• What you should do:
What is needed is a verbatim copy of every record below, with the pictures left out.

• Items from a dataset:
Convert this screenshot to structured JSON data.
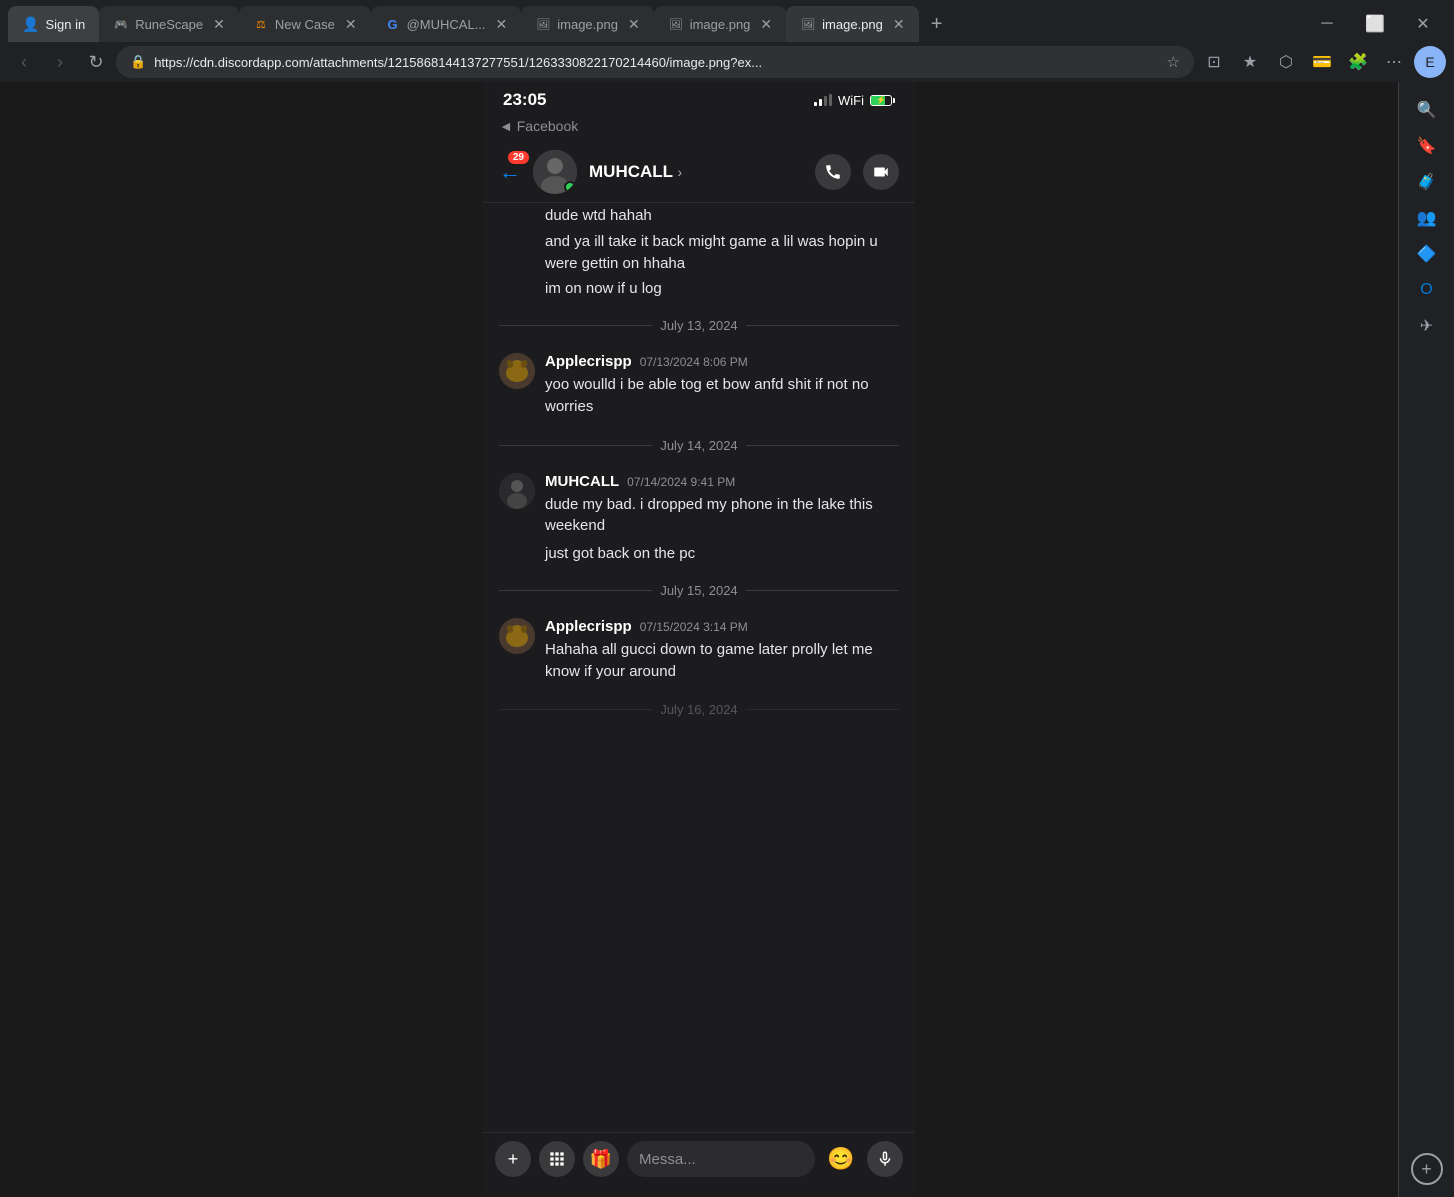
{
  "browser": {
    "tabs": [
      {
        "id": "signin",
        "label": "Sign in",
        "favicon": "👤",
        "active": false,
        "closeable": false
      },
      {
        "id": "runescape",
        "label": "RuneScape",
        "favicon": "🎮",
        "active": false,
        "closeable": true
      },
      {
        "id": "newcase",
        "label": "New Case",
        "favicon": "⚖",
        "active": false,
        "closeable": true
      },
      {
        "id": "muhcal",
        "label": "@MUHCAL...",
        "favicon": "G",
        "active": false,
        "closeable": true
      },
      {
        "id": "img1",
        "label": "image.png",
        "favicon": "🖼",
        "active": false,
        "closeable": true
      },
      {
        "id": "img2",
        "label": "image.png",
        "favicon": "🖼",
        "active": false,
        "closeable": true
      },
      {
        "id": "img3",
        "label": "image.png",
        "favicon": "🖼",
        "active": true,
        "closeable": true
      }
    ],
    "url": "https://cdn.discordapp.com/attachments/1215868144137277551/1263330822170214460/image.png?ex...",
    "window_controls": [
      "minimize",
      "maximize",
      "close"
    ]
  },
  "right_sidebar_icons": [
    "search",
    "bookmark",
    "briefcase",
    "people",
    "puzzle",
    "outlook",
    "send"
  ],
  "phone": {
    "status_bar": {
      "time": "23:05",
      "back_label": "◄ Facebook",
      "signal": "signal",
      "wifi": "wifi",
      "battery": "battery"
    },
    "chat_header": {
      "back_arrow": "←",
      "notification_count": "29",
      "username": "MUHCALL",
      "chevron": "›",
      "call_icon": "phone",
      "video_icon": "video"
    },
    "messages": [
      {
        "type": "continuation",
        "text": "dude wtd hahah"
      },
      {
        "type": "continuation",
        "text": "and ya ill take it back might game a lil was hopin u were gettin on hhaha"
      },
      {
        "type": "continuation",
        "text": "im on now if u log"
      },
      {
        "type": "date_divider",
        "label": "July 13, 2024"
      },
      {
        "type": "message",
        "sender": "Applecrispp",
        "timestamp": "07/13/2024 8:06 PM",
        "text": "yoo woulld i be  able tog et bow anfd shit if not no worries",
        "avatar_type": "dog"
      },
      {
        "type": "date_divider",
        "label": "July 14, 2024"
      },
      {
        "type": "message",
        "sender": "MUHCALL",
        "timestamp": "07/14/2024 9:41 PM",
        "text": "dude my bad. i dropped my phone in the lake this weekend",
        "avatar_type": "person"
      },
      {
        "type": "continuation",
        "text": "just got back on the pc"
      },
      {
        "type": "date_divider",
        "label": "July 15, 2024"
      },
      {
        "type": "message",
        "sender": "Applecrispp",
        "timestamp": "07/15/2024 3:14 PM",
        "text": "Hahaha all gucci down to game later prolly let me know if your around",
        "avatar_type": "dog"
      }
    ],
    "bottom_bar": {
      "plus_label": "+",
      "apps_label": "⊞",
      "gift_label": "🎁",
      "input_placeholder": "Messa...",
      "emoji_label": "😊",
      "mic_label": "🎤"
    }
  }
}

• Written solution:
Convert this screenshot to structured JSON data.
{
  "browser": {
    "tabs": [
      {
        "id": "signin",
        "label": "Sign in",
        "favicon": "👤",
        "active": false,
        "closeable": false
      },
      {
        "id": "runescape",
        "label": "RuneScape",
        "favicon": "🎮",
        "active": false,
        "closeable": true
      },
      {
        "id": "newcase",
        "label": "New Case",
        "favicon": "⚖",
        "active": false,
        "closeable": true
      },
      {
        "id": "muhcal",
        "label": "@MUHCAL...",
        "favicon": "G",
        "active": false,
        "closeable": true
      },
      {
        "id": "img1",
        "label": "image.png",
        "favicon": "🖼",
        "active": false,
        "closeable": true
      },
      {
        "id": "img2",
        "label": "image.png",
        "favicon": "🖼",
        "active": false,
        "closeable": true
      },
      {
        "id": "img3",
        "label": "image.png",
        "favicon": "🖼",
        "active": true,
        "closeable": true
      }
    ],
    "url": "https://cdn.discordapp.com/attachments/1215868144137277551/1263330822170214460/image.png?ex...",
    "window_controls": [
      "minimize",
      "maximize",
      "close"
    ]
  },
  "right_sidebar_icons": [
    "search",
    "bookmark",
    "briefcase",
    "people",
    "puzzle",
    "outlook",
    "send"
  ],
  "phone": {
    "status_bar": {
      "time": "23:05",
      "back_label": "◄ Facebook",
      "signal": "signal",
      "wifi": "wifi",
      "battery": "battery"
    },
    "chat_header": {
      "back_arrow": "←",
      "notification_count": "29",
      "username": "MUHCALL",
      "chevron": "›",
      "call_icon": "phone",
      "video_icon": "video"
    },
    "messages": [
      {
        "type": "continuation",
        "text": "dude wtd hahah"
      },
      {
        "type": "continuation",
        "text": "and ya ill take it back might game a lil was hopin u were gettin on hhaha"
      },
      {
        "type": "continuation",
        "text": "im on now if u log"
      },
      {
        "type": "date_divider",
        "label": "July 13, 2024"
      },
      {
        "type": "message",
        "sender": "Applecrispp",
        "timestamp": "07/13/2024 8:06 PM",
        "text": "yoo woulld i be  able tog et bow anfd shit if not no worries",
        "avatar_type": "dog"
      },
      {
        "type": "date_divider",
        "label": "July 14, 2024"
      },
      {
        "type": "message",
        "sender": "MUHCALL",
        "timestamp": "07/14/2024 9:41 PM",
        "text": "dude my bad. i dropped my phone in the lake this weekend",
        "avatar_type": "person"
      },
      {
        "type": "continuation",
        "text": "just got back on the pc"
      },
      {
        "type": "date_divider",
        "label": "July 15, 2024"
      },
      {
        "type": "message",
        "sender": "Applecrispp",
        "timestamp": "07/15/2024 3:14 PM",
        "text": "Hahaha all gucci down to game later prolly let me know if your around",
        "avatar_type": "dog"
      }
    ],
    "bottom_bar": {
      "plus_label": "+",
      "apps_label": "⊞",
      "gift_label": "🎁",
      "input_placeholder": "Messa...",
      "emoji_label": "😊",
      "mic_label": "🎤"
    }
  }
}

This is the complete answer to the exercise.